“It doesn’t tell us anything about whether the policy of staying in the EU is good or bad, it tells us everything about the incompetence of the preparation for it,” Lord Mervyn King told the BBC.
Lord King said the government’s 11th-hour preparation for a no-deal Brexit had undermined its bargaining power in negotiations that could have “catastrophic outcomes”.
“We haven’t had a credible bargaining position, because we hadn’t put in place measures where we could say to our colleagues in Europe, ‘Look, we’d like a free-trade deal, we think that you would probably like one too, but if we can’t agree, don’t be under any misapprehension, we have put in place the measures that would enable us to leave without one’,” he said.
The Department for Exiting the European Union (DExEU) told the corporation that getting a good deal with the EU was “by far, the most likely outcome” and that it was “focused on negotiating a deal of unprecedented scope and ambition”.
The DExEU spokesperson added that the “vast majority” of the Withdrawal Agreement had now been agreed, “and we are making further progress on the outstanding separation issues”.
Lord King predicted that the UK would find itself with what’s been dubbed as Brino – Brexit in name only – which he said was the worst case scenario and something that could drag on for years.
“I think the biggest risk to the UK, and this is what worries me most, is that this issue isn’t going to go away, you know the referendum hasn’t decided it, because both camps feel that they haven’t got what they wanted.”
Lord King told the BBC he was surprised it was more difficult for the UK to present a united front, than it was for the other 27 EU members.
“The EU has been united, has been clear, has been patient and it’s the UK that’s been divided without any clear strategy at all for how to get to where we want to go,” he said.
Lord King added that the current level of debate around Brexit was “depressing” and was overshadowing the “biggest economic problems facing the UK”, like the pension system, the NHS and providing for the elderly.
“These are the big economic challenges we face, but are they being discussed at present in an open way?
“No, because the political debate has been completely taken up by Brexit. It’s a discussion where both sides seem to be throwing insults at each other.”

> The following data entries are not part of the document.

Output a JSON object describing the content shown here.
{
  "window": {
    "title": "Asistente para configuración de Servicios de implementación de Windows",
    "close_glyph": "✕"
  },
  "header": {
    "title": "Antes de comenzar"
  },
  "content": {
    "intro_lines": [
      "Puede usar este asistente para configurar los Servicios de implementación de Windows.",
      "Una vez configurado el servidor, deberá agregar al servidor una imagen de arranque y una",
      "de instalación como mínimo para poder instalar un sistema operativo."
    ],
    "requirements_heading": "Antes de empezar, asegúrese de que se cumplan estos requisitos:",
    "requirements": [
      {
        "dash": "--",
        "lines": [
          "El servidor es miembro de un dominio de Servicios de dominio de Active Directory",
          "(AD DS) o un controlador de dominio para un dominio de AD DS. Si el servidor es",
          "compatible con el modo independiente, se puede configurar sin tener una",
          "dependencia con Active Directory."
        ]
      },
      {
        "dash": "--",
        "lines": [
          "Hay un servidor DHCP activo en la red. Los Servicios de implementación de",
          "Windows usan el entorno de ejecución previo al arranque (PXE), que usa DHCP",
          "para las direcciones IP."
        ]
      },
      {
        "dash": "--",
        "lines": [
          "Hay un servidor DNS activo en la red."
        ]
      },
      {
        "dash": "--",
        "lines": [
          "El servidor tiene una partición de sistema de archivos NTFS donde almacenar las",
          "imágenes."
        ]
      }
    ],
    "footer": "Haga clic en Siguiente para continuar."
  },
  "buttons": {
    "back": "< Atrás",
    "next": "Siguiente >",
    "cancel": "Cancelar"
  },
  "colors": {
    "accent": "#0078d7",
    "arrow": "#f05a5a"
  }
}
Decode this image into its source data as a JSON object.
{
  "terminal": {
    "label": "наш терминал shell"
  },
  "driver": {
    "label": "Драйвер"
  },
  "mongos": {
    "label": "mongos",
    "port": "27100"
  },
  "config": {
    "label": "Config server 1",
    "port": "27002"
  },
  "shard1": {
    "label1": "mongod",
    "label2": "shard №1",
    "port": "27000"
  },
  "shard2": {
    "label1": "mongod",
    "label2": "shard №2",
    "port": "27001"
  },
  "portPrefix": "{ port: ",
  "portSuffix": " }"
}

Lord King’s comments come as Manchester Mayor Andy Burnham on Wednesday called for Brexit to be postponed, if a no-deal scenario seems likely.